LJ: All the outrageous, unhinged settings in the book—late-night meat parties, orgies, dog parties, black and white balls—have all happened. Even the details like couture face masks. Do you remember when Christian Siriano threw his fashion show in his backyard for New York Fashion Week because Covid was at its height and they “just needed an escape”? The models all had intricately detailed face masks that matched their couture. Nor did I make up the wild animals and plants that take over the Pink Hotel’s ballroom. That was based on the Vanderbilts’ masquerade in the 1880s, which saw potted palms, masses of ferns and ornamental grasses, waterfalls of roses take over their grand hall to turn it into a tropical garden. One of the guest’s costumes consisted of a taxidermy cat head and seven cat tails sewn onto her skirt—that’s a thing that happened in real life!
It was entertaining to collect all this information about what wealthy people do with their wealth, but it also really pissed me off. Especially the way we consume and idolize the world of the rich. The reality of our lives is we’re seeing the erosion of our civil liberties, debt will follow us into the grave, and you can forget about health care. I’m not saying we should go burn down Beverly Hills, but maybe we stop paying our student loans.
RM: What were your lodestar books while writing The Pink Hotel?
LJ: I set out to write a novel that would be some kind of melding of J.G Ballard’s Highrise and Kay Thompson’s Eloise. But as it progressed through rewrites, I turned to Rumaan Alam’s Leave the World Behind and Lydia Millet’s The Children’s Bible—both incredible novels.
RM: You’ve worked with the same editor, Daphne Durham, on all three of your novels. What has it been like to grow as a writer and build your career in that context?
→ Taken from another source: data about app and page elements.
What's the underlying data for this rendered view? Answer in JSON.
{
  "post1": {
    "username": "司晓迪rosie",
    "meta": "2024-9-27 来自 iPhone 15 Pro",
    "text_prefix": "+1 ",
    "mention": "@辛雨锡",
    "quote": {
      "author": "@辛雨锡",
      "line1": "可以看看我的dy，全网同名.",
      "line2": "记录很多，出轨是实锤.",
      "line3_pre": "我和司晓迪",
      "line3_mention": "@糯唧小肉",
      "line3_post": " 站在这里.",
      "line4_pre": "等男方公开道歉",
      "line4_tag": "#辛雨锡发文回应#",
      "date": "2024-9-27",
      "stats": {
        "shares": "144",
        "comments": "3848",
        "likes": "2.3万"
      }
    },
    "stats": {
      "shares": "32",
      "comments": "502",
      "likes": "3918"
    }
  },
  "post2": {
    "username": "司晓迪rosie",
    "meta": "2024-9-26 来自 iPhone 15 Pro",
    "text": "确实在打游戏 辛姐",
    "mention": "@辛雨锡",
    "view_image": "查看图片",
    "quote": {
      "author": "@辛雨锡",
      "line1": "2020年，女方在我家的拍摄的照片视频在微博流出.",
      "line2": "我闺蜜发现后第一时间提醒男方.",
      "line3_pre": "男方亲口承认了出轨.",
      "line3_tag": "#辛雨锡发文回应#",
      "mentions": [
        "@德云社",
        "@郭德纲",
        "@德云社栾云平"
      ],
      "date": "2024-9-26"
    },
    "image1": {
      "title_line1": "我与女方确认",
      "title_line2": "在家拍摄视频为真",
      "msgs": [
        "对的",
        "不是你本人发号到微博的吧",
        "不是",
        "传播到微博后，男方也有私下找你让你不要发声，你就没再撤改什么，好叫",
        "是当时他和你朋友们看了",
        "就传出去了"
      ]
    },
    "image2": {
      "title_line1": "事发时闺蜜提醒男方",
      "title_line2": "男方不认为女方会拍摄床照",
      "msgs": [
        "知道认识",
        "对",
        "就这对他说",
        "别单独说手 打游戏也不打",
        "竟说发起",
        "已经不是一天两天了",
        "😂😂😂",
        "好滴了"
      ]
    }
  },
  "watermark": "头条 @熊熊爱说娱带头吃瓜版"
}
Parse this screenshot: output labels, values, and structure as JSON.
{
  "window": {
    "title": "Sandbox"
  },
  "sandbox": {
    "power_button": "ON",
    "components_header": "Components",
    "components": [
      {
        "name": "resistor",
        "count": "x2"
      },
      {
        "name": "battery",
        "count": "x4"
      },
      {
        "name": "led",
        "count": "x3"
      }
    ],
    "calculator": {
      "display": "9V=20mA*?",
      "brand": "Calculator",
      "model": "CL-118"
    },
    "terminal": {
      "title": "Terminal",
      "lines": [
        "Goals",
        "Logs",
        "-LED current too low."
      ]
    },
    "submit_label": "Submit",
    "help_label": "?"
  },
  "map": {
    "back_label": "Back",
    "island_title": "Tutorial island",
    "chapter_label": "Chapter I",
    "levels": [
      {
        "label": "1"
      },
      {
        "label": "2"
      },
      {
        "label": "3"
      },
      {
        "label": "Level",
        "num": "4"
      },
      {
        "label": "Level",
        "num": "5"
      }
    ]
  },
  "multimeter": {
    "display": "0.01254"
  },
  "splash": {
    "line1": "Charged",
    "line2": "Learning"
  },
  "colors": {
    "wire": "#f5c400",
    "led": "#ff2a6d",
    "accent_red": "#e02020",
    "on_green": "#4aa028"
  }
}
LJ: I’ve been very lucky. Daphne’s also a fan of women on the edge. I think she must have a rage diamond too. We’re kindred spirits that way. I honestly can’t imagine working with anyone else. She’s very open to my insane ideas. When I pitched her this book, I sounded absolutely crazy—“There’s going to be wildfires and wild cats and an orgy but it’s also a takedown of late-stage capitalism and influencer worship and society’s complicity in our own demise”—but she was all in. And then I remember at some point after I turned the book in, I kept referring to it as being “ambitious,” and she said to stop calling it ambitious because I had accomplished what I’d set out to do. Writers everywhere should all be so lucky as to have someone like that in their corner.
RM: My debut novel is coming out in July 2023, and I can’t fathom how one replicates the process of writing a novel a second time, let alone a third. What was the experience of writing your third novel like compared to your first and second?
LJ: Yes, congratulations! I’m very excited to read All-Night Pharmacy. I felt similarly bewildered after Catalina. Looking back at the process of writing a novel is incredibly daunting. But when you’re in the thick of it, nothing else matters. It’s like being in a fugue state. I’ll sacrifice pretty much anything to get the words right and to hit the finish line. When I was writing The Worst Kind of Want, I was at the desk for so long I was wearing compression stockings and wrist guards and twice I had to get steroid injections in my fingers from swelling. After that novel I swore I’d take better care of myself but then when I needed to finish writing The Pink Hotel, I sold all my belongings and moved out of the country. So I’m not sure if writing my third novel was much different than the first two—maybe just a different kind of crazy. Every novel has to be its own adventure.